Maranello, 11 June 2012 – Ferrari Classiche recently took delivery of one of the more interesting cars ever to leave the factory – a 275 GTB4 that originally belonged to legendary American star, Steve McQueen who took delivery of the car in San Francisco when he was on the set filming Bullitt.

The new owner brought the car to Ferrari Classiche for the company's authenticity certification process, knowing that at some time during the 1980s, when under previous ownership, the car had been converted to a Spider.

Under the provisions of the certification process, a Ferrari can only be authenticated if it is to exactly the same specifications as when it left the factory. To this end, the new owner wisely decided to return the car to its original coupé form and Ferrari Classiche has undertaken the restoration reproducing the roof and buttresses with hand-beaten steel panels.

Ferraris continue to be an excellent investment, as has been shown in a recent report by Business Week on a private treaty sale for $35 million of a 250 GTO built for Stirling Moss.

A world record price that celebrates the 50th anniversary of the launch in 1962 of this homologation special (hence the designation Gran Turismo Omologata), of which just 36 examples were built, and which achieved a seemingly endless series of victories in GT racing in the early 1960s, culminating in three consecutive Manufacturers' titles in 1962, '63 and '64.
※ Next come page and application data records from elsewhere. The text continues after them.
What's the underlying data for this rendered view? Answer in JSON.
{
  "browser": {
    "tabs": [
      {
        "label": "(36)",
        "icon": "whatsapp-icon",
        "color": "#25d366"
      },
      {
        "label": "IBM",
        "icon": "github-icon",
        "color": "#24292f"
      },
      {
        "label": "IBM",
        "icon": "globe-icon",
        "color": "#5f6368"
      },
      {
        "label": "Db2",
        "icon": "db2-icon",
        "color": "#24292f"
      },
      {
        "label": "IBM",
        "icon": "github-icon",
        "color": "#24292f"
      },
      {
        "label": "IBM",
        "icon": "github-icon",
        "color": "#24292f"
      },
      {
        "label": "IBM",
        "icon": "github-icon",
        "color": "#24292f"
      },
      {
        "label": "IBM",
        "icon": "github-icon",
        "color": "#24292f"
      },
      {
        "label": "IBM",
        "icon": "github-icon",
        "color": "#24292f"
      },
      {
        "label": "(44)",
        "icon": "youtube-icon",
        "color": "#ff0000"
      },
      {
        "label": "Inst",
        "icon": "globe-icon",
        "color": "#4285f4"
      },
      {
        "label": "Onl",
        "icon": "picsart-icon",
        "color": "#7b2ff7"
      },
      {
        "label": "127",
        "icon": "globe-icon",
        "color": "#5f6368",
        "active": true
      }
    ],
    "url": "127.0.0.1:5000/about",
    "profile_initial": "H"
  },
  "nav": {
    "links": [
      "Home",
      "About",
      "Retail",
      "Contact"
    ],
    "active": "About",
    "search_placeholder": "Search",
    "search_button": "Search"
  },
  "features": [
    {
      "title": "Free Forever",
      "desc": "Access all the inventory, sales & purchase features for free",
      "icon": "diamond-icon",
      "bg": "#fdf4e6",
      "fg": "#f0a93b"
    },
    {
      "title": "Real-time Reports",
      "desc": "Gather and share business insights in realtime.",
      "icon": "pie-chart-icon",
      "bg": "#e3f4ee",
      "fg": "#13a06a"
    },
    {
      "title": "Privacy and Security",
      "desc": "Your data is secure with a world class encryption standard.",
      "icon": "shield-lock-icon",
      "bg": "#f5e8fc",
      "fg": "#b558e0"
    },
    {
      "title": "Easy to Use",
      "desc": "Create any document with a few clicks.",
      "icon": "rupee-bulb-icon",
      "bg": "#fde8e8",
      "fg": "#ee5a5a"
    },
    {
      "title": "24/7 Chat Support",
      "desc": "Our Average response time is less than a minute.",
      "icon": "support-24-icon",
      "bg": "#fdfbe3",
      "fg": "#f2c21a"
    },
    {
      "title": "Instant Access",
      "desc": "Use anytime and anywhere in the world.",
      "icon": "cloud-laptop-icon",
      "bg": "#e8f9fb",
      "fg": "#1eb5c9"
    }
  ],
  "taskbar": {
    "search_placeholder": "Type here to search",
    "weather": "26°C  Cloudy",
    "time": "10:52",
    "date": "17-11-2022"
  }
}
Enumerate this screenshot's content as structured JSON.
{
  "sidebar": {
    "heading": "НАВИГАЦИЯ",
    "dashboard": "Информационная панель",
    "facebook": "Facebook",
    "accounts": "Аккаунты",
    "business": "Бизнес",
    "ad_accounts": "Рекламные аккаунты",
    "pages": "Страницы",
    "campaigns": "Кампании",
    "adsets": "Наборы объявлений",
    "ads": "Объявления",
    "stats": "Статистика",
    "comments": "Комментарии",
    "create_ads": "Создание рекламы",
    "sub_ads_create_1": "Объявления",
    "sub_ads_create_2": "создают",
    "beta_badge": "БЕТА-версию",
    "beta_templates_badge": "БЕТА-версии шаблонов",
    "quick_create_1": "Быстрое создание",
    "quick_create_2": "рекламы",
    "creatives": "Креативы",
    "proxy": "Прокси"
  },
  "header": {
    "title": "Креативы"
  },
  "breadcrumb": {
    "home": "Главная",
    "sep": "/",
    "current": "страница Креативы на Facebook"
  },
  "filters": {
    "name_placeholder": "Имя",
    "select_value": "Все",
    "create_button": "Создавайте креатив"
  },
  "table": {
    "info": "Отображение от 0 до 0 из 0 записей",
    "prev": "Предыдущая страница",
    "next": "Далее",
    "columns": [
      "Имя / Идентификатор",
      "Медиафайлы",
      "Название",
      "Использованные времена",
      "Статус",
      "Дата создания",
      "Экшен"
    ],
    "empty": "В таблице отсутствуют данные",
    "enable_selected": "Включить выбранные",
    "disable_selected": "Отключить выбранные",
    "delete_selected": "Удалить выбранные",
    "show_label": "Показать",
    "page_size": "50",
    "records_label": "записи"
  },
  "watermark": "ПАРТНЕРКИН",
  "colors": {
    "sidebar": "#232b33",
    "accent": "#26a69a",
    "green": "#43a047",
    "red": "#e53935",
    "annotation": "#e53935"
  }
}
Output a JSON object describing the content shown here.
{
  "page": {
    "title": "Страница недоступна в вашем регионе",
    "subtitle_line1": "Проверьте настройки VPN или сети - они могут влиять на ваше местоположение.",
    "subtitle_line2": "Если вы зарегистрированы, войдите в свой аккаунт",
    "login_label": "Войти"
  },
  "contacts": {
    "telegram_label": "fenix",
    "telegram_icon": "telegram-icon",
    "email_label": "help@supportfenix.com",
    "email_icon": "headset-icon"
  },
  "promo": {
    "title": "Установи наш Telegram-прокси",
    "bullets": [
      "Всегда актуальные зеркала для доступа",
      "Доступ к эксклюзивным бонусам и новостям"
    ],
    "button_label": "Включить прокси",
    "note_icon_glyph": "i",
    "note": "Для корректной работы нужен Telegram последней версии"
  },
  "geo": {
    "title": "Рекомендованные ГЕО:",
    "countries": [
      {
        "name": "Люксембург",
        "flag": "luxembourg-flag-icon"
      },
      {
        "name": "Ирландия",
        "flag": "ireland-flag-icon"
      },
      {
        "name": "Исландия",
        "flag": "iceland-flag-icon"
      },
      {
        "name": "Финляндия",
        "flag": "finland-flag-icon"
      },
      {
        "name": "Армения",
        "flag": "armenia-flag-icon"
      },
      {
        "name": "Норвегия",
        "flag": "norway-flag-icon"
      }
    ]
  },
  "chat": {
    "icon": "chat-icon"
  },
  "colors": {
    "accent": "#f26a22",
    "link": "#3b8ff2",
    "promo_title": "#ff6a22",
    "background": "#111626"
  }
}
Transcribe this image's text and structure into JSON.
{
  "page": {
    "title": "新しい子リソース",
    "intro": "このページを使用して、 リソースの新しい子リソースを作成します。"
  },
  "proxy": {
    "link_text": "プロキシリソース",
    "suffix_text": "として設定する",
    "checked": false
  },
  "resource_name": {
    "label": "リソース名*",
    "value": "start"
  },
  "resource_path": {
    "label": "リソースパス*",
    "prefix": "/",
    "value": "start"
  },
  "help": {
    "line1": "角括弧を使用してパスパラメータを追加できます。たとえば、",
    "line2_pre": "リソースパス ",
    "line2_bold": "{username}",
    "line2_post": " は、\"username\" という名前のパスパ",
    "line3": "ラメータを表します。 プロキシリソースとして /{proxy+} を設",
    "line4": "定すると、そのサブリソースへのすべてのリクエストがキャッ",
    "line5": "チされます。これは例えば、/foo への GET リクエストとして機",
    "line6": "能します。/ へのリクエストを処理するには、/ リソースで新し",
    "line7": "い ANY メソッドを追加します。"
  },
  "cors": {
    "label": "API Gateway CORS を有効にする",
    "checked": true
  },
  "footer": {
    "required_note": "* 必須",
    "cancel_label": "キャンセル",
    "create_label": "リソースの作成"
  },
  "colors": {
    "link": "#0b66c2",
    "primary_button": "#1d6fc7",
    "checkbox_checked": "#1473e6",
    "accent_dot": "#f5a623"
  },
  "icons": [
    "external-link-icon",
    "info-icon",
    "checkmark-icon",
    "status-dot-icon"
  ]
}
The Ferrari 250 GTO has been revered in classic car circles for decades for its combination of thoroughbred looks, performance and motor sports heritage and, in 1990, a 1962 example set a then record auction price of $10,756,833. This world record was to stand for 18 years until it was beaten in 2008 by another Ferrari, a 1961 250 California sold by RM Auctions in collaboration with Sotheby's in Maranello for $10,910,592. That record was again beaten in 2011 by the sale in Pebble Beach of a 1957 250 Testa Rossa for $16.39 million.

A considerable contribution to the interest for classic Ferraris in recent years has come from the company's direct involvement, with its dedicated department providing certificates of authenticity which testify to the originality of a car. Set up in 2006, Ferrari Classiche has to date processed over 3,300 certification requests using the company's exhaustive archive records and original designs.